In Alabama v. Smith, 490 U.S. 794, (1989), the defendant received a higher sentence after trial than he received following a guilty plea which was subsequently vacated.
The court noted that, following trial, the judge had more sentencing information available than following the guilty plea.
The judge was also able to observe the defendant's demeanor during trial.
The Smith court then determined that there was no presumption of vindictiveness and that because the defendant had failed to demonstrate actual vindictiveness, the sentence was proper. Id. at 799-800.
The Court determined that the presumption of vindictiveness was absent when a trial court imposes a greater penalty after trial than it would have after a guilty plea.
"In the course of the proof at trial the judge may gather a fuller appreciation of the nature and extent of the crimes charged.
The defendant's conduct during trial may give the judge insights into his moral character and suitability for rehabilitation." Id. at 801.
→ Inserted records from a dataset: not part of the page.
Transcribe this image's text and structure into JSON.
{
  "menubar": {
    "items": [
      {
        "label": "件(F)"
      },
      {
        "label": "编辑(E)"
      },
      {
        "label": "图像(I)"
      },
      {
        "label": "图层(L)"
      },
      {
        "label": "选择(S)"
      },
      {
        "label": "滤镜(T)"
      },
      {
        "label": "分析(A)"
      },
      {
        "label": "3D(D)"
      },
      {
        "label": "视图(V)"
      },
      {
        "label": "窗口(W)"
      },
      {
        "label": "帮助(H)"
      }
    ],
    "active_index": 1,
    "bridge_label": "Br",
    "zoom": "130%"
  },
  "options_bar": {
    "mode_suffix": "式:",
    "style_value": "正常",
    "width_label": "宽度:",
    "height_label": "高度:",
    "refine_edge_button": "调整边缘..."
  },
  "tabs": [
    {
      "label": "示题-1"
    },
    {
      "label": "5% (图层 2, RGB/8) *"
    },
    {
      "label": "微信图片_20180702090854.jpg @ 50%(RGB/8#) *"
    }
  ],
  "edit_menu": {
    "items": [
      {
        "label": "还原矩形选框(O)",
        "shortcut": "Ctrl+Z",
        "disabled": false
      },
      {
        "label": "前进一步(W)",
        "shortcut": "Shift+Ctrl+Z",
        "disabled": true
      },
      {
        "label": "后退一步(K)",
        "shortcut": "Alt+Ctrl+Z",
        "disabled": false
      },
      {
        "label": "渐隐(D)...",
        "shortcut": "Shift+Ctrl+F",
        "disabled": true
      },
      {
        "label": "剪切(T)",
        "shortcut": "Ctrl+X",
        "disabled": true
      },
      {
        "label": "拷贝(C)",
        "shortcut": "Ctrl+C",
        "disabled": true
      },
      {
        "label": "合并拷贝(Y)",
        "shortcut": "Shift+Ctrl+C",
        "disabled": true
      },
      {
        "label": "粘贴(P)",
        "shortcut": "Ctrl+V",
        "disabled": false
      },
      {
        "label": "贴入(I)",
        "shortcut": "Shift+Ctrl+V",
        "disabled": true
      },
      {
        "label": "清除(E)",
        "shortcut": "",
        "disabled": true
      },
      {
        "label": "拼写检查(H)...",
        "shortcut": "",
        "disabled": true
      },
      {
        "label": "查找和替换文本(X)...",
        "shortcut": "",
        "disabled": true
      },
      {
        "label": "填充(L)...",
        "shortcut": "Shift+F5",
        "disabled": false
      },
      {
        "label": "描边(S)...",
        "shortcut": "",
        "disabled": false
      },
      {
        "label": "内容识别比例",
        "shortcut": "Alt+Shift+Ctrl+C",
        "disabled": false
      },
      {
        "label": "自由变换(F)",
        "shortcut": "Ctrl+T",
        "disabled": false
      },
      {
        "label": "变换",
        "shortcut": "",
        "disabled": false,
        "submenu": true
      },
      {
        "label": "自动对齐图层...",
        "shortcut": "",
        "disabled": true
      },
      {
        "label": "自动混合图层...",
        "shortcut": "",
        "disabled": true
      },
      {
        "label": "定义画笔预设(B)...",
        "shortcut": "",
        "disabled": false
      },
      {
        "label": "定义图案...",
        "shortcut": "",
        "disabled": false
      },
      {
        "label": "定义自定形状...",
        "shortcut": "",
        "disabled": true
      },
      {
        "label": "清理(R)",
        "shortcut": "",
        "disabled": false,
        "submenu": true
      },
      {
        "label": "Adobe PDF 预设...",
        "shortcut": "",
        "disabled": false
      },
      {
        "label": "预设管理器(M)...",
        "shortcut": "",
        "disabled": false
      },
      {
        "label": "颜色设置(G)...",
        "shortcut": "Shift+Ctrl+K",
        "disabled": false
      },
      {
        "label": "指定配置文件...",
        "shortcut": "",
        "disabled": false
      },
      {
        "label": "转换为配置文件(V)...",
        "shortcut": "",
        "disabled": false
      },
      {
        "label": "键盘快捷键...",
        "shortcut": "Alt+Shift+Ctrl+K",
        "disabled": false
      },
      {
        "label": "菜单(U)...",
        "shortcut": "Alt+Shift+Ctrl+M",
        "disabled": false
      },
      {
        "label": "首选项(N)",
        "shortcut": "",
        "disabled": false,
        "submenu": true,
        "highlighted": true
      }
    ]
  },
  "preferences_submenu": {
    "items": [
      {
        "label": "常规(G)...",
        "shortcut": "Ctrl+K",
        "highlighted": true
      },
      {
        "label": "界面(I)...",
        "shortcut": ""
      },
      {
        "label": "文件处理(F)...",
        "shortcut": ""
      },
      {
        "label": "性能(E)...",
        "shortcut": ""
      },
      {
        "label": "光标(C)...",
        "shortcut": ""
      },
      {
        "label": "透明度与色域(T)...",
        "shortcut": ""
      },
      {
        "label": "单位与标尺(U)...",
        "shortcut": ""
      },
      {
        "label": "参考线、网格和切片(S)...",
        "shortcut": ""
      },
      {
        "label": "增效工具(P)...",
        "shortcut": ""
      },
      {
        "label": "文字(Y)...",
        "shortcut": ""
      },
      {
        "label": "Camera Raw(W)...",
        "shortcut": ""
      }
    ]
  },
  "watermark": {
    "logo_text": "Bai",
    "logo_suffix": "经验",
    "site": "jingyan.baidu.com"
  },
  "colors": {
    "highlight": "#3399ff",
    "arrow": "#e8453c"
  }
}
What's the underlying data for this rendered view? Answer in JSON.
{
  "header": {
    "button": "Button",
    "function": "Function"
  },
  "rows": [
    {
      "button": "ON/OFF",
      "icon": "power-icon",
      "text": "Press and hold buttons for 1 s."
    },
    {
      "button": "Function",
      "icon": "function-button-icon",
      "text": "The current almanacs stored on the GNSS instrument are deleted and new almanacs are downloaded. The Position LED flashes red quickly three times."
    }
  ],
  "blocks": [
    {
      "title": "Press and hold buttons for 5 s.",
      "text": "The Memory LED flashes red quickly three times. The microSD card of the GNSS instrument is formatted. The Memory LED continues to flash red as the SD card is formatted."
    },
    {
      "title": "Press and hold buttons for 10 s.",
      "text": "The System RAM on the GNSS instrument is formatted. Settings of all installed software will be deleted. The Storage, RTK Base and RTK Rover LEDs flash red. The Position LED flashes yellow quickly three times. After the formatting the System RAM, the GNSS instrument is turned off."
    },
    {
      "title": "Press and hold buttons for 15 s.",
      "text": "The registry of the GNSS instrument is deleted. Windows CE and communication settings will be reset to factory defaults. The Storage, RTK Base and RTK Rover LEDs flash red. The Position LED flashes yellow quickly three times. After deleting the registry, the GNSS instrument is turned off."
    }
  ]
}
Further, a guilty plea may justify leniency, a justification absent if the case proceeds to trial. Id. at 802.
The Court emphasized that the Pearce "presumption of vindictiveness" does not apply in every case where a defendant receives a higher sentence following a retrial. Id. at 799.
The Court reasoned that the presumption should not apply because a judge who presides at trial likely will gain additional information about the nature of the crime and the defendant's character and other factors relevant to sentencing that were not known when the judge imposed sentence following a guilty plea. Id. at 801-03.